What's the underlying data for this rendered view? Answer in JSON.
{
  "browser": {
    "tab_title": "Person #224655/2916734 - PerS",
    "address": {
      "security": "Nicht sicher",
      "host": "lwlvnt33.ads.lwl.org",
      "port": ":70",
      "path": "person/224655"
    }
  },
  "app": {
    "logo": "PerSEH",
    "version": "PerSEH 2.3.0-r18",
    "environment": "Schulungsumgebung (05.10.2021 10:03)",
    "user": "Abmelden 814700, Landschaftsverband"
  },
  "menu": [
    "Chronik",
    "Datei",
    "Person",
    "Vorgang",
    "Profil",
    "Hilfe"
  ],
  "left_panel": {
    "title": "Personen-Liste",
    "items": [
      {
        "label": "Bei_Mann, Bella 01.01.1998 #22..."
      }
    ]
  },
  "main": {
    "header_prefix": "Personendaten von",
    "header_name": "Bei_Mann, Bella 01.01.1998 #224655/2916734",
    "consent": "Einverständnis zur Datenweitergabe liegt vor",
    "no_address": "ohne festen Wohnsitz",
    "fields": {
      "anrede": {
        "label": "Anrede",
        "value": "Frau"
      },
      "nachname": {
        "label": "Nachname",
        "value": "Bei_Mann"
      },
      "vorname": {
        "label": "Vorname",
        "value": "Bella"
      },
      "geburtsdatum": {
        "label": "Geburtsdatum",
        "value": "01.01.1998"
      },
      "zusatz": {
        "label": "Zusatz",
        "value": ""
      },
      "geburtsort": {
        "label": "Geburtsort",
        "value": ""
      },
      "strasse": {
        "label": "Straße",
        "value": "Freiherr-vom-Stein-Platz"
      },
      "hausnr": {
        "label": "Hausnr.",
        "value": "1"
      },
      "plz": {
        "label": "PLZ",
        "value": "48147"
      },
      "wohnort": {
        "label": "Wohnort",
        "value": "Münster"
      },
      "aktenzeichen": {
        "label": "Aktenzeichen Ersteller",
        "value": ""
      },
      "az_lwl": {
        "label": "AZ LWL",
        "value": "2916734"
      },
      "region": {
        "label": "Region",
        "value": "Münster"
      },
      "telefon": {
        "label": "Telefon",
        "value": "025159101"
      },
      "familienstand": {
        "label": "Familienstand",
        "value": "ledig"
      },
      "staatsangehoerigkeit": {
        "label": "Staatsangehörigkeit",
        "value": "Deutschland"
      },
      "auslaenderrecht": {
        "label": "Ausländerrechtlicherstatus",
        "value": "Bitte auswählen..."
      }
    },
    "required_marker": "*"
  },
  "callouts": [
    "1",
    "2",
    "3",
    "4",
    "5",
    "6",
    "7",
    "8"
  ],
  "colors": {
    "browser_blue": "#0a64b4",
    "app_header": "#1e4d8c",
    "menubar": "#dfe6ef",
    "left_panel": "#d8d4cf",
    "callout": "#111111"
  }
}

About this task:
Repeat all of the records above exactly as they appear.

Your solution:
What's the underlying data for this rendered view? Answer in JSON.
{
  "browser": {
    "tab_title": "Person #224655/2916734 - PerS",
    "address": {
      "security": "Nicht sicher",
      "host": "lwlvnt33.ads.lwl.org",
      "port": ":70",
      "path": "person/224655"
    }
  },
  "app": {
    "logo": "PerSEH",
    "version": "PerSEH 2.3.0-r18",
    "environment": "Schulungsumgebung (05.10.2021 10:03)",
    "user": "Abmelden 814700, Landschaftsverband"
  },
  "menu": [
    "Chronik",
    "Datei",
    "Person",
    "Vorgang",
    "Profil",
    "Hilfe"
  ],
  "left_panel": {
    "title": "Personen-Liste",
    "items": [
      {
        "label": "Bei_Mann, Bella 01.01.1998 #22..."
      }
    ]
  },
  "main": {
    "header_prefix": "Personendaten von",
    "header_name": "Bei_Mann, Bella 01.01.1998 #224655/2916734",
    "consent": "Einverständnis zur Datenweitergabe liegt vor",
    "no_address": "ohne festen Wohnsitz",
    "fields": {
      "anrede": {
        "label": "Anrede",
        "value": "Frau"
      },
      "nachname": {
        "label": "Nachname",
        "value": "Bei_Mann"
      },
      "vorname": {
        "label": "Vorname",
        "value": "Bella"
      },
      "geburtsdatum": {
        "label": "Geburtsdatum",
        "value": "01.01.1998"
      },
      "zusatz": {
        "label": "Zusatz",
        "value": ""
      },
      "geburtsort": {
        "label": "Geburtsort",
        "value": ""
      },
      "strasse": {
        "label": "Straße",
        "value": "Freiherr-vom-Stein-Platz"
      },
      "hausnr": {
        "label": "Hausnr.",
        "value": "1"
      },
      "plz": {
        "label": "PLZ",
        "value": "48147"
      },
      "wohnort": {
        "label": "Wohnort",
        "value": "Münster"
      },
      "aktenzeichen": {
        "label": "Aktenzeichen Ersteller",
        "value": ""
      },
      "az_lwl": {
        "label": "AZ LWL",
        "value": "2916734"
      },
      "region": {
        "label": "Region",
        "value": "Münster"
      },
      "telefon": {
        "label": "Telefon",
        "value": "025159101"
      },
      "familienstand": {
        "label": "Familienstand",
        "value": "ledig"
      },
      "staatsangehoerigkeit": {
        "label": "Staatsangehörigkeit",
        "value": "Deutschland"
      },
      "auslaenderrecht": {
        "label": "Ausländerrechtlicherstatus",
        "value": "Bitte auswählen..."
      }
    },
    "required_marker": "*"
  },
  "callouts": [
    "1",
    "2",
    "3",
    "4",
    "5",
    "6",
    "7",
    "8"
  ],
  "colors": {
    "browser_blue": "#0a64b4",
    "app_header": "#1e4d8c",
    "menubar": "#dfe6ef",
    "left_panel": "#d8d4cf",
    "callout": "#111111"
  }
}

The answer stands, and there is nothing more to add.